§ TASK PROMPT:
Pictures are to be omitted, and every entry below is to be restated exactly.

§ RECORDS FOR THE TASK:
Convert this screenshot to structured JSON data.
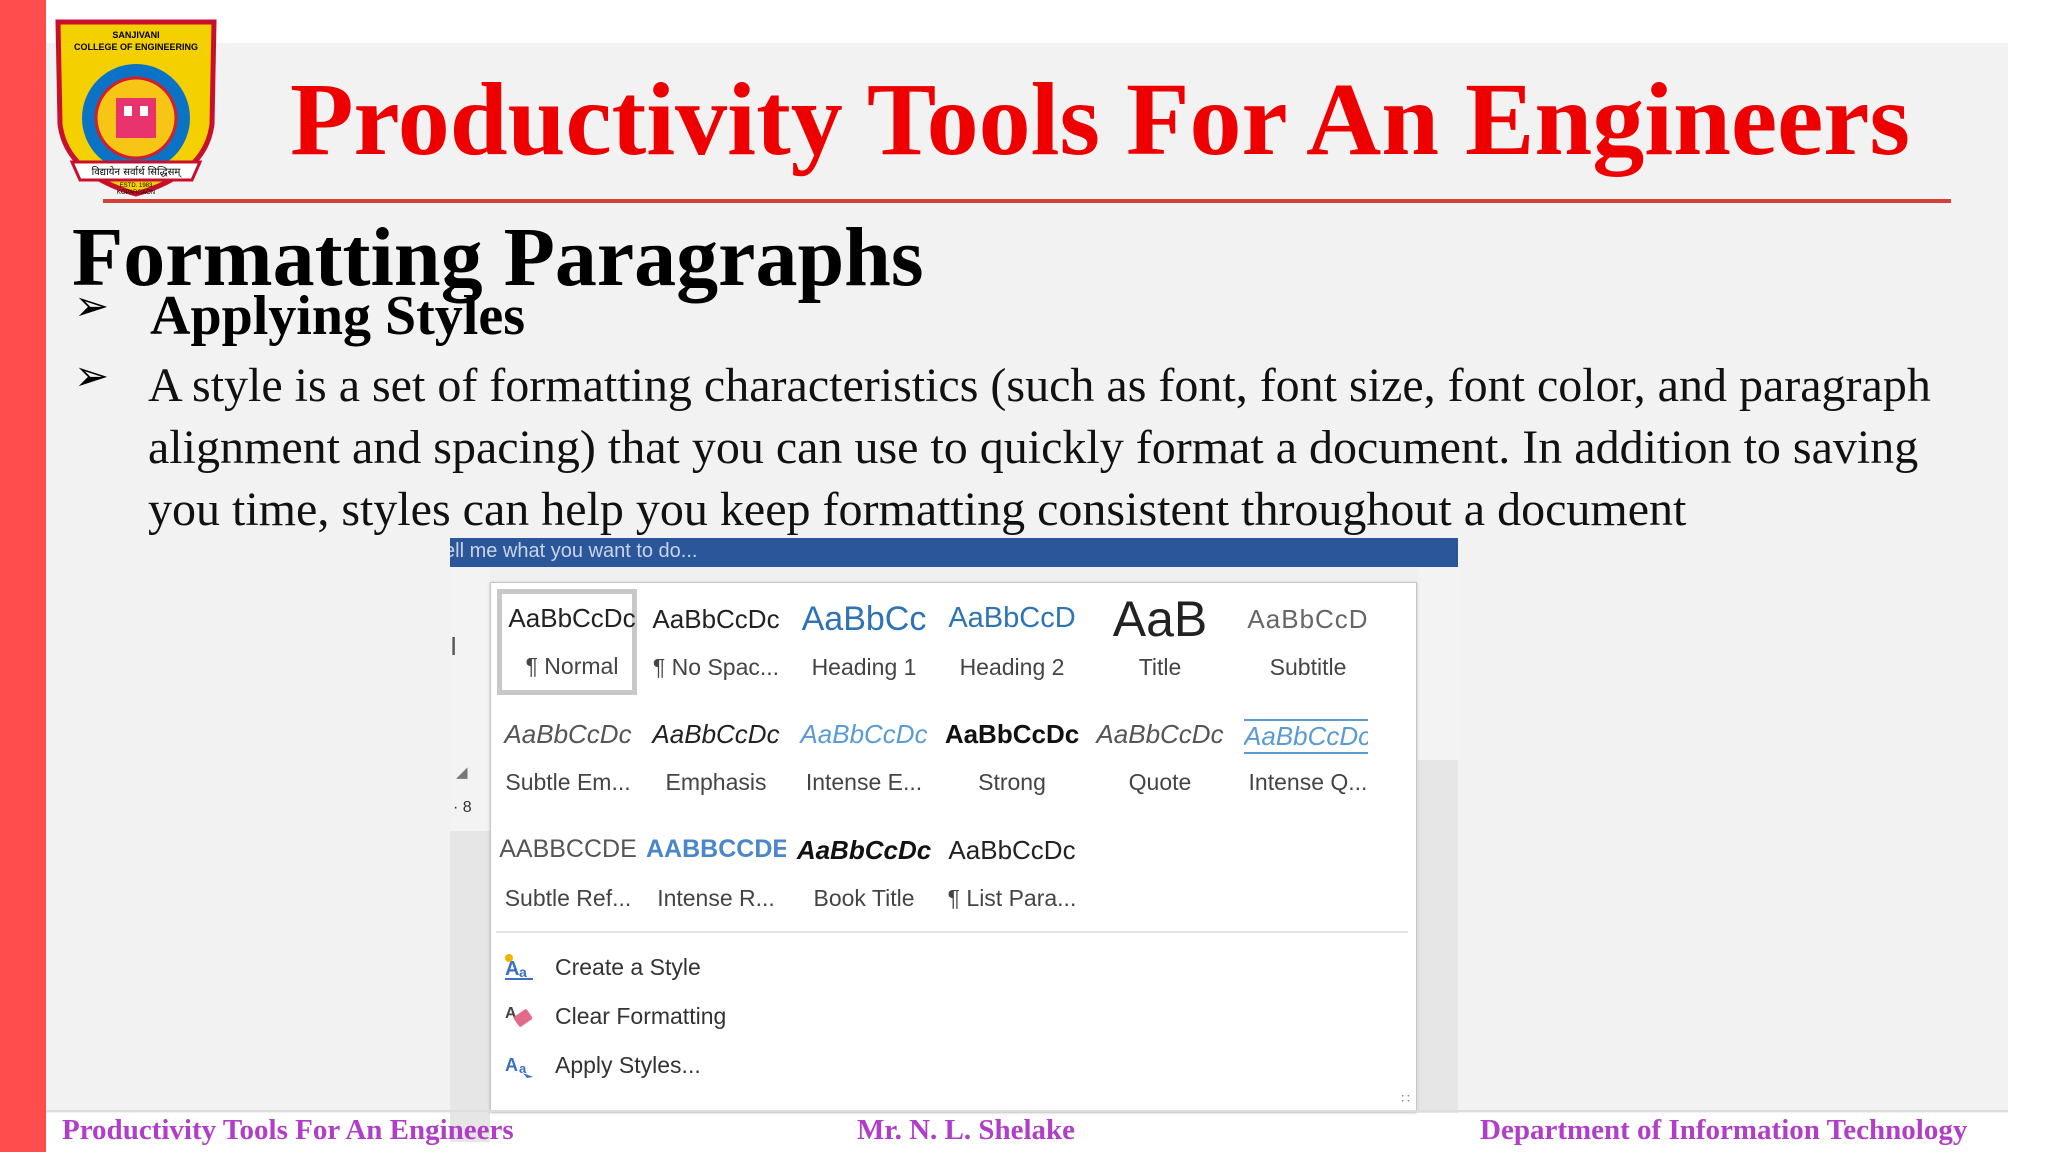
{
  "slide": {
    "title": "Productivity Tools For An Engineers",
    "logo_text": {
      "top": "SANJIVANI",
      "top2": "COLLEGE OF ENGINEERING",
      "banner": "विद्यायेन सर्वार्थ सिद्धिसम्",
      "estd": "ESTD. 1983",
      "place": "KOPARGAON"
    },
    "section_title": "Formatting Paragraphs",
    "bullets": [
      "Applying Styles",
      "A style is a set of formatting characteristics (such as font, font size, font color, and paragraph alignment and spacing) that you can use to quickly format a document. In addition to saving you time, styles can help you keep formatting consistent throughout a document"
    ],
    "footer": {
      "left": "Productivity Tools For An Engineers",
      "center": "Mr. N. L. Shelake",
      "right": "Department of Information Technology"
    },
    "colors": {
      "title": "#ee0000",
      "accent_bar": "#ff4d4d",
      "footer_text": "#b03ec8",
      "word_blue": "#2b579a"
    }
  },
  "word_ui": {
    "tell_me_placeholder": "ell me what you want to do...",
    "left_glyph": "I",
    "ruler_text": "· 8",
    "styles": [
      {
        "sample": "AaBbCcDc",
        "label": "¶ Normal",
        "selected": true
      },
      {
        "sample": "AaBbCcDc",
        "label": "¶ No Spac..."
      },
      {
        "sample": "AaBbCc",
        "label": "Heading 1"
      },
      {
        "sample": "AaBbCcD",
        "label": "Heading 2"
      },
      {
        "sample": "AaB",
        "label": "Title"
      },
      {
        "sample": "AaBbCcD",
        "label": "Subtitle"
      },
      {
        "sample": "AaBbCcDc",
        "label": "Subtle Em..."
      },
      {
        "sample": "AaBbCcDc",
        "label": "Emphasis"
      },
      {
        "sample": "AaBbCcDc",
        "label": "Intense E..."
      },
      {
        "sample": "AaBbCcDc",
        "label": "Strong"
      },
      {
        "sample": "AaBbCcDc",
        "label": "Quote"
      },
      {
        "sample": "AaBbCcDc",
        "label": "Intense Q..."
      },
      {
        "sample": "AABBCCDE",
        "label": "Subtle Ref..."
      },
      {
        "sample": "AABBCCDE",
        "label": "Intense R..."
      },
      {
        "sample": "AaBbCcDc",
        "label": "Book Title"
      },
      {
        "sample": "AaBbCcDc",
        "label": "¶ List Para..."
      }
    ],
    "menu": [
      {
        "label": "Create a Style",
        "icon": "create-style-icon"
      },
      {
        "label": "Clear Formatting",
        "icon": "clear-formatting-icon"
      },
      {
        "label": "Apply Styles...",
        "icon": "apply-styles-icon"
      }
    ]
  }
}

§ EXERCISE OUTPUT:
Convert this screenshot to structured JSON data.
{
  "slide": {
    "title": "Productivity Tools For An Engineers",
    "logo_text": {
      "top": "SANJIVANI",
      "top2": "COLLEGE OF ENGINEERING",
      "banner": "विद्यायेन सर्वार्थ सिद्धिसम्",
      "estd": "ESTD. 1983",
      "place": "KOPARGAON"
    },
    "section_title": "Formatting Paragraphs",
    "bullets": [
      "Applying Styles",
      "A style is a set of formatting characteristics (such as font, font size, font color, and paragraph alignment and spacing) that you can use to quickly format a document. In addition to saving you time, styles can help you keep formatting consistent throughout a document"
    ],
    "footer": {
      "left": "Productivity Tools For An Engineers",
      "center": "Mr. N. L. Shelake",
      "right": "Department of Information Technology"
    },
    "colors": {
      "title": "#ee0000",
      "accent_bar": "#ff4d4d",
      "footer_text": "#b03ec8",
      "word_blue": "#2b579a"
    }
  },
  "word_ui": {
    "tell_me_placeholder": "ell me what you want to do...",
    "left_glyph": "I",
    "ruler_text": "· 8",
    "styles": [
      {
        "sample": "AaBbCcDc",
        "label": "¶ Normal",
        "selected": true
      },
      {
        "sample": "AaBbCcDc",
        "label": "¶ No Spac..."
      },
      {
        "sample": "AaBbCc",
        "label": "Heading 1"
      },
      {
        "sample": "AaBbCcD",
        "label": "Heading 2"
      },
      {
        "sample": "AaB",
        "label": "Title"
      },
      {
        "sample": "AaBbCcD",
        "label": "Subtitle"
      },
      {
        "sample": "AaBbCcDc",
        "label": "Subtle Em..."
      },
      {
        "sample": "AaBbCcDc",
        "label": "Emphasis"
      },
      {
        "sample": "AaBbCcDc",
        "label": "Intense E..."
      },
      {
        "sample": "AaBbCcDc",
        "label": "Strong"
      },
      {
        "sample": "AaBbCcDc",
        "label": "Quote"
      },
      {
        "sample": "AaBbCcDc",
        "label": "Intense Q..."
      },
      {
        "sample": "AABBCCDE",
        "label": "Subtle Ref..."
      },
      {
        "sample": "AABBCCDE",
        "label": "Intense R..."
      },
      {
        "sample": "AaBbCcDc",
        "label": "Book Title"
      },
      {
        "sample": "AaBbCcDc",
        "label": "¶ List Para..."
      }
    ],
    "menu": [
      {
        "label": "Create a Style",
        "icon": "create-style-icon"
      },
      {
        "label": "Clear Formatting",
        "icon": "clear-formatting-icon"
      },
      {
        "label": "Apply Styles...",
        "icon": "apply-styles-icon"
      }
    ]
  }
}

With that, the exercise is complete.